In 1985, the Cosmos 1669 module brought the Mariya experiment for studying how high energy particles are generated in the Earth's radiation belt and low earth orbit. This was described as a succes­ sor to the Yelena instrument, although it studied X-rays rather than gamma rays, and the reports about its use implied that it was observing the internal atmosphere of the space station, not the Earth's atmosphere. Its measurements were available in a few min­ utes, rather than needing to wait until the flight was over to study the data. Mariya counted the number of electrons and positrons in the space station's environment; the particles are produced by the bombardment of the station's environment by cosmic rays. (98)

References:

1. SOVIET SPACE PROGRAMS: 1981-87, PILOTED SPACE ACTIVITIES, LAUNCH VEHICLES, LAUNCH SITES, AND TRACKING SUPPORT PREPARED AT THE REQUEST OF Hon. ERNEST F. HOLLINGS, Chairman, COMMITTEE ON COMMERCE, SCIENCE, AND TRANSPORTATION, UNITED STATES SENATE, Part 1, MAY 1988, printed for the use of the Committee on Commerce, Science, and Transportation, U.S. GOVERNMENT PRINTING OFFICE, WASHINGTON, D.C. 1988

87. Pravda, February 27,1984.

88. Moscow Domestic Service, 0655 GMT, August 10, 1984.

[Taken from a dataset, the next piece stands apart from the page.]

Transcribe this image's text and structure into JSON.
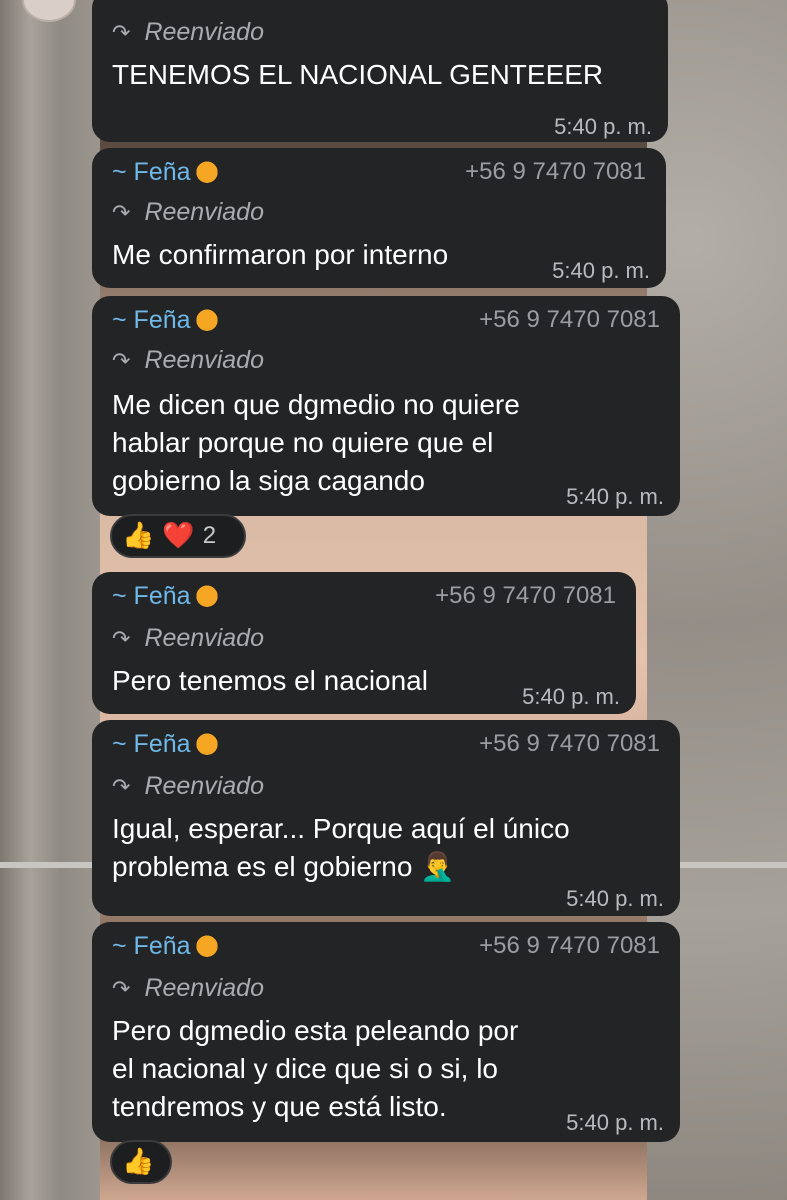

89.TASS, 1338 GMT, September 3, 1984; TASS, 0932 GMT, September 14, 1984; Pravda, Sep­
tember 21, 1984.

90. Vyshka, October 6, 1984.

91 Pravda, July 24, 1984; Pravda, August 3,1984 .

92 TASS, 1118 GMT, February 17, 1984; Izvestiya, July 3, 1985.

93 TASS, 1351 GMT, February 27, 1984.

94 TASS, 1233 GMT, September 19, 1985.

95 TASS, 1835 GMT, November 22, 1985.

96 Sovetskaya Byelorussia, December 11, 1985, p. 2.

97 TASS, 1337 GMT, October 22, 1985.

98 Moscow Domestic Service, 1800 GMT, August 12,1985.